*** AVAILABLE DATA ***

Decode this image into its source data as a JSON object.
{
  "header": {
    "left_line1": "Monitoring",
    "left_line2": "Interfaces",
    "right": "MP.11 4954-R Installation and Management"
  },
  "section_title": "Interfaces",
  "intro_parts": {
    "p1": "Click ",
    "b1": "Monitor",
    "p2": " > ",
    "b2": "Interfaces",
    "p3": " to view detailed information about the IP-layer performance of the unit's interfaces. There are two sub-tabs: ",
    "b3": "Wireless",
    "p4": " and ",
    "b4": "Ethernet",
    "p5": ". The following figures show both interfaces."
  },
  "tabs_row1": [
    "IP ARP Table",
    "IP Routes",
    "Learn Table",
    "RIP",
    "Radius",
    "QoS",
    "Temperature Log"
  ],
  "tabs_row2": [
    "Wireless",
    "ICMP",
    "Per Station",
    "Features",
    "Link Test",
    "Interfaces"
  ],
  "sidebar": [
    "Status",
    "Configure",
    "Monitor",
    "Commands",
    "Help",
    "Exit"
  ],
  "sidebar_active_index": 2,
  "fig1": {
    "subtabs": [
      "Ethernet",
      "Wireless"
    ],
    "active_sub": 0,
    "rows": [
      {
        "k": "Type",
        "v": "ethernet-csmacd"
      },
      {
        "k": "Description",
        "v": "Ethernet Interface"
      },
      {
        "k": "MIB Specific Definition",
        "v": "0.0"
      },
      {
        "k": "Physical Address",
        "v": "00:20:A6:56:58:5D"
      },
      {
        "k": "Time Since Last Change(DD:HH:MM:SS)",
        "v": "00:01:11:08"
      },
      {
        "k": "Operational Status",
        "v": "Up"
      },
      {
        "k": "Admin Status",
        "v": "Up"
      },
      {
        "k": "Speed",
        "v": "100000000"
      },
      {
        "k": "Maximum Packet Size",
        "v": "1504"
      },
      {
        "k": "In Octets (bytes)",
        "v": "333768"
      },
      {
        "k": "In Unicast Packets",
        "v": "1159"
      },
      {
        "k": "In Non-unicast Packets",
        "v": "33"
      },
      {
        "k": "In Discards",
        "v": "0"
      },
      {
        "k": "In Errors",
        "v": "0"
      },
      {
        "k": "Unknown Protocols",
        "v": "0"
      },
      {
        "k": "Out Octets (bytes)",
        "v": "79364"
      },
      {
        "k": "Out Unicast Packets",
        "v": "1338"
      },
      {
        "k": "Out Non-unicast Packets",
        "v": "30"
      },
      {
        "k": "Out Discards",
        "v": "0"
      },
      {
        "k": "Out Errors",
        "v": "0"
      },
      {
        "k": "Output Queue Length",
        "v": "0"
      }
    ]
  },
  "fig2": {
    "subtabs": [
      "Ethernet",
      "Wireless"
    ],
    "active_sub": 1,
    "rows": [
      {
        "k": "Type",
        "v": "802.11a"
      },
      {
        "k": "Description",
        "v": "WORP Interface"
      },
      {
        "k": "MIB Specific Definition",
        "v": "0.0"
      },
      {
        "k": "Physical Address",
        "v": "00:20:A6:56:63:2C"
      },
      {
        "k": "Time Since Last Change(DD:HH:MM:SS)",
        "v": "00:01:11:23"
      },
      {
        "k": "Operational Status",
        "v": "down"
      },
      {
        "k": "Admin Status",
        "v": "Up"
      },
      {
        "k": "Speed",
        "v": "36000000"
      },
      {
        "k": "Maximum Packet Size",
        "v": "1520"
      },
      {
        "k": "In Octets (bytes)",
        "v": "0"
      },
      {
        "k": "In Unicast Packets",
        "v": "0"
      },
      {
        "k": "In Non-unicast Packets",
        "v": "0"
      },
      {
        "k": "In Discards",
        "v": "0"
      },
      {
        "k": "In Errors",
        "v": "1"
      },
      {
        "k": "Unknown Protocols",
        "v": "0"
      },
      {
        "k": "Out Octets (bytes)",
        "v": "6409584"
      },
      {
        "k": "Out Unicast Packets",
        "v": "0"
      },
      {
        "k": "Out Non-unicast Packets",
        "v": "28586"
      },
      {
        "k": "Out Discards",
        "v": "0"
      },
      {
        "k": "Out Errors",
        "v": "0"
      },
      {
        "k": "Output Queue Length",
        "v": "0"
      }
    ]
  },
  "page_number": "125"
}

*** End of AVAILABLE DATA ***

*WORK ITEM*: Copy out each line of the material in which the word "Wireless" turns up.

*OUTPUT FOR THIS EXERCISE*:
    "b3": "Wireless",
    "Wireless",
      "Wireless"
      "Wireless"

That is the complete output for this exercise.